Most of the murders we hear about in real life of pretty straight forward. There are the crazy bastards on a mission who shoot complete strangers with a gun. There is gang violence, again usually with guns. There are school shootings by unstable, disenfranchised, young men (for now), again with guns. Jees, we got a lot of gun violence in this country. Go figure. Then there’s the more intimate domestic violence that escalates from assault to murder, usually with whatever lethal weapon is handy, sometimes just a fist. All of these scenarios are very tragic and regrettable. But there’s no mystery.
Which is why you rarely read about them in mystery novels. In mystery novels if there’s a mass shooting, the assailant is an elusive sniper. If there is gang violence, there’s some underlying criminal motive that needs to be uncovered. School shooting? Well, that’s just a distraction from something more sinister going on within the school. Domestic violence will have an air of vigilantism. See where I’m going with this?
First and foremost, in a mystery novel murders have to have a point to them. They have to have an underlying theme of justification in order to maintain the audience’s attention and get them to go on the journey of suspense and exploration with the characters. The killings can seem senseless at first, but they can stay that way. There has to be a reason.

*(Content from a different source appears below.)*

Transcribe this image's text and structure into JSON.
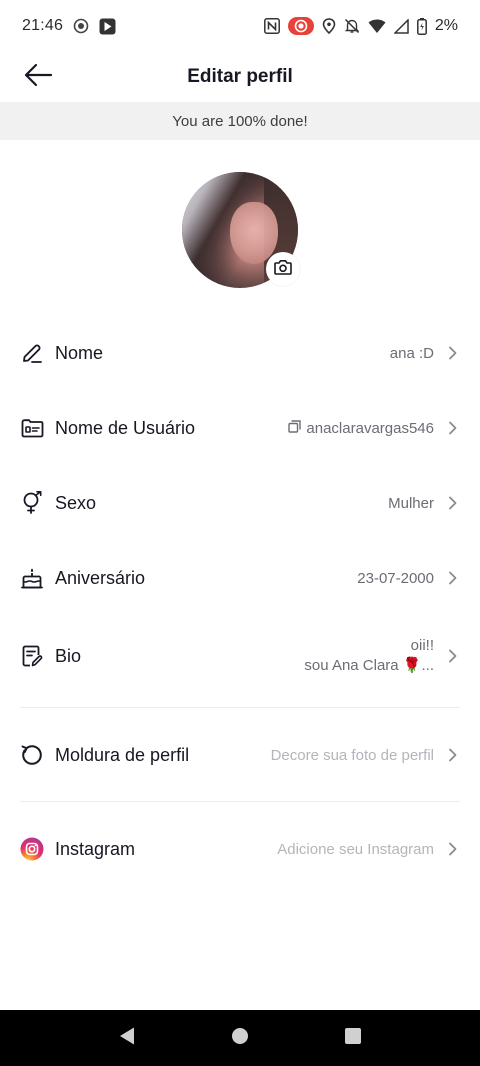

And for that journey to last tens of thousands of words, the murder will be twisted. There will be lots of background information to uncover, secret relationships, unlikely alliances, dramatic pasts that resurface with irreparable consequences. It’s all meant to keep the characters and the audience constantly guessing and second guessing who actually did the deed and, most importantly, why.
Except in the case of True Crime (a very good, but completely different genre), mystery novels are fiction. They are made up, dramatic literature. Mystery novels are meant to entertain an audience and allow them to escape the real world, where often violence occurs for its own sake and often makes no sense. As I mystery writer, I say “Welcome.”
noun: character; plural noun: characters
As I writer I would say both these definitions are intertwined. That’s why we hear that a movie or book is “character driven” versus “action driven.” An action driven drama still has characters. The label is supposed to point out that the action of the piece is emphasized more than the mental and moral distinctions of the individuals (who are still characters, per definition number 2. Confused yet?)
But I digress. This post isn’t really about the use of characters in writing. I categorized it under “neurotic griping” for a reason. This post is my commentary on the way our culture determines character. At the moment I’m not impressed.
This started with a post from a friend on Facebook, lamenting about how disappointed he was with the lack of charity presented by truly wealthy people, such as celebrities and athletes who get free perks and gifts all the time. The problem with this premise is the assumption that a person’s character is intertwined with their occupation. As the definition above points out rather efficiently, it doesn’t.
And there in lies our societal problem. We are placing value on a person based on their occupation rather than their character. One has nothing to do with the other. You can have a factory worker who volunteers at the local hospital, and a renowned heart surgeon who beats on his/her kids. You can have a school teacher that deals drugs and a movie actor that has been faithful to his/her spouse for decades. You can have an ex-con that raises vegetables for his/her community’s food shelf and a minister that embezzles money from his/her parish. I think you get it.
In my opinion we need to return to the true definition of character and hone our judgements accordingly. These over-reaching, generalizations of “poor people entitled – rich people successful” or “rich people spoiled – poor people noble” needs to go away because they are simply wrong. Human beings should be judged on their actions, on their treatment of others, not on their title or their income. period.